It was a perfect evening to be sat out on the front porch, a fresh mug of black, sweet coffee in hand. Tiny wisps of steam rose but a small distance, before being lost in the night air.
I sat upon the swing chair my daddy had made when I was but a little child. It had lasted a long time, much like most of the things my daddy built; this cabin for example. Sighted by the side of his favourite fishing lake, he felled the trees and realised his dream. It was devasting that he was taken terminally ill only months after its completion.
In a contemplating mood, I gazed at the moon’s reflection upon the water. A gentle breeze caused tiny ripples, which in turn distorted it’s image. It reminded me of my own reflection when inside the Hall of Mirrors, during the carnivals visit back in town. It had been several years since I’d been back to both.
There were too many memories that needed laying to rest here, before I could contemplate dealing with those attributed to the townsfolk. I knew they meant well with all their upfront words of sympathy and apologies, but I knew behind closed doors those words were replaced with those of relief and jubilation.

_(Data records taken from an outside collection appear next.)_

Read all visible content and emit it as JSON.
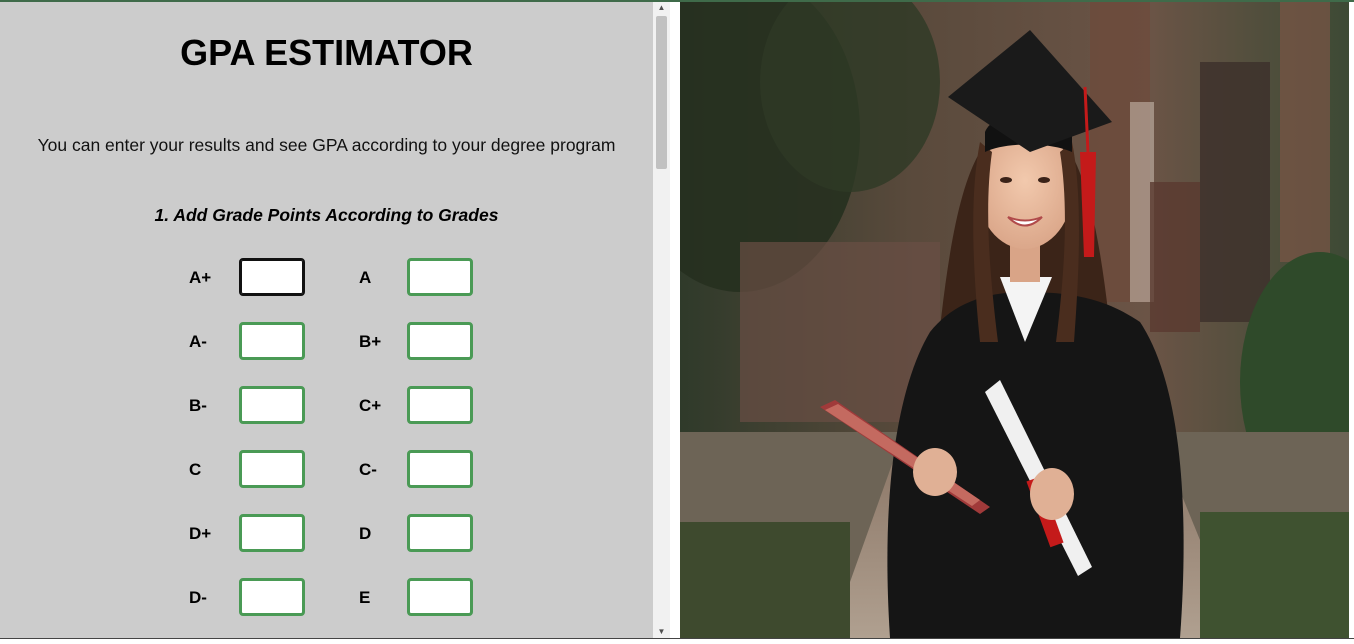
{
  "header": {
    "title": "GPA ESTIMATOR",
    "subtitle": "You can enter your results and see GPA according to your degree program"
  },
  "section": {
    "title": "1. Add Grade Points According to Grades"
  },
  "grades": [
    {
      "label": "A+",
      "value": ""
    },
    {
      "label": "A",
      "value": ""
    },
    {
      "label": "A-",
      "value": ""
    },
    {
      "label": "B+",
      "value": ""
    },
    {
      "label": "B-",
      "value": ""
    },
    {
      "label": "C+",
      "value": ""
    },
    {
      "label": "C",
      "value": ""
    },
    {
      "label": "C-",
      "value": ""
    },
    {
      "label": "D+",
      "value": ""
    },
    {
      "label": "D",
      "value": ""
    },
    {
      "label": "D-",
      "value": ""
    },
    {
      "label": "E",
      "value": ""
    }
  ],
  "colors": {
    "panel_bg": "#cccccc",
    "input_border": "#4a9a55",
    "focused_border": "#111111"
  },
  "icons": {
    "scroll_up": "triangle-up-icon",
    "scroll_down": "triangle-down-icon"
  }
}
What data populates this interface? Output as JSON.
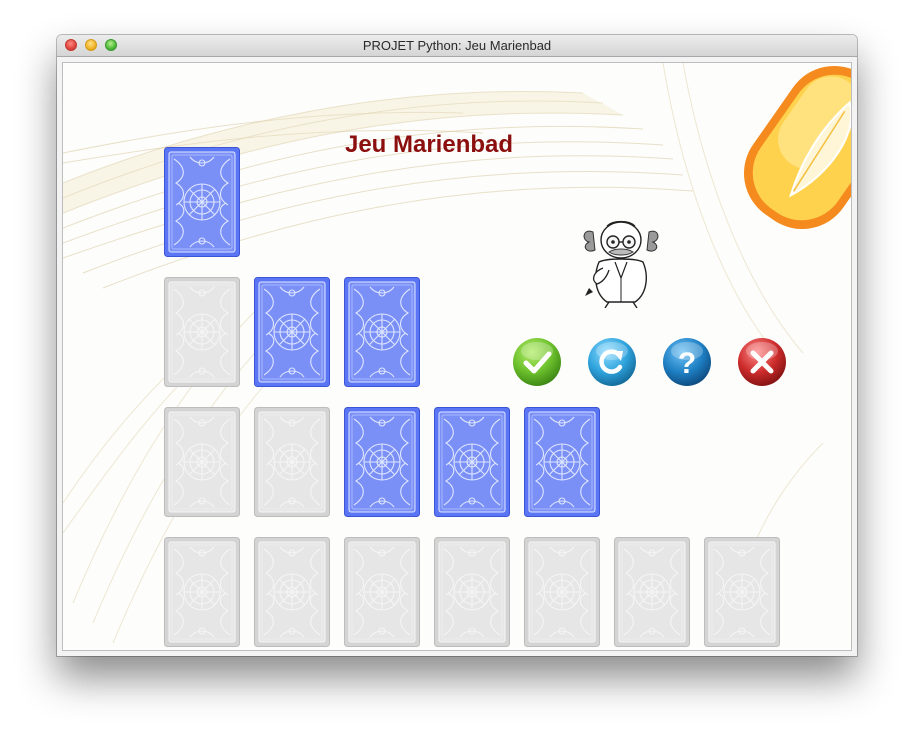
{
  "window": {
    "title": "PROJET Python: Jeu Marienbad"
  },
  "game": {
    "heading": "Jeu Marienbad",
    "rows": [
      {
        "row": 1,
        "cards": [
          "active"
        ]
      },
      {
        "row": 2,
        "cards": [
          "removed",
          "active",
          "active"
        ]
      },
      {
        "row": 3,
        "cards": [
          "removed",
          "removed",
          "active",
          "active",
          "active"
        ]
      },
      {
        "row": 4,
        "cards": [
          "removed",
          "removed",
          "removed",
          "removed",
          "removed",
          "removed",
          "removed"
        ]
      }
    ]
  },
  "colors": {
    "heading": "#8b0f0f",
    "active_card": "#5b76f5",
    "removed_card": "#d4d4d4",
    "validate_button": "#6cc02c",
    "reset_button": "#2fa3dc",
    "help_button": "#1f80c4",
    "quit_button": "#cc2b2b",
    "tag_orange": "#f58a1f",
    "tag_yellow": "#ffd24d"
  },
  "icons": {
    "validate": "check-icon",
    "reset": "refresh-icon",
    "help": "question-icon",
    "quit": "close-icon",
    "character": "professor-icon",
    "tag": "feather-tag-icon"
  }
}
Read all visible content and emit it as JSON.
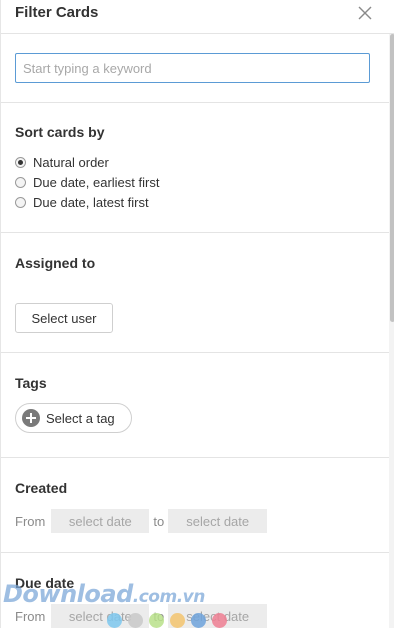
{
  "header": {
    "title": "Filter Cards"
  },
  "keyword": {
    "placeholder": "Start typing a keyword",
    "value": ""
  },
  "sort": {
    "title": "Sort cards by",
    "options": [
      {
        "label": "Natural order",
        "checked": true
      },
      {
        "label": "Due date, earliest first",
        "checked": false
      },
      {
        "label": "Due date, latest first",
        "checked": false
      }
    ]
  },
  "assigned": {
    "title": "Assigned to",
    "button_label": "Select user"
  },
  "tags": {
    "title": "Tags",
    "button_label": "Select a tag",
    "icon": "plus-circle-icon"
  },
  "created": {
    "title": "Created",
    "from_label": "From",
    "to_label": "to",
    "from_placeholder": "select date",
    "to_placeholder": "select date"
  },
  "due_date": {
    "title": "Due date",
    "from_label": "From",
    "to_label": "to",
    "from_placeholder": "select date",
    "to_placeholder": "select date"
  },
  "watermark": {
    "text": "Download",
    "suffix": ".com.vn",
    "dot_colors": [
      "#7ec8ee",
      "#c9c9c9",
      "#b9e08a",
      "#f3c46e",
      "#6ea3dc",
      "#ef7f93"
    ]
  },
  "colors": {
    "input_focus_border": "#5b9bd5",
    "date_box_bg": "#ececec",
    "divider": "#e4e4e4"
  }
}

My daddy wasn’t a popular man, hell, he was practically hated by everyone that knew him, or had the misfortune to cross his path. Hand in hand that meant growing up was tough, and making friends was tougher still. That’s the reason he built this cabin, a retreat from all the hatred. It was also why I chose to stay after he past away.
You see, there are two types of evil in this world. Pure evil like my daddy. Raised to drink and fight, who embraced his inner demons to the point of becoming one. There was fire in his soul, an unholy fire that only became fueled by the alcohol he consumed as if it were air itself.
Then there’s the sinister evil, sly and vindictive. The type that festers behind closed doors and curtains, that whispers between those of like-minded affliction. Yet on the face of it, smiling masquerade masks shown to the world as if God himself had gifted them their halo. There were times when I wished it would slip around their necks and choke them whilst they slept.
I took a mouthful from the mug, the cool night air having reduced the coffee to a more easily consumable temperature, whilst rocking gently back and forth on the swing. The night was quiet and peaceful, a kind of anti climax to the storm that was brewing. I loved my daddy for many reasons, but the fact I was a demon’s daughter was by far the one top of the list.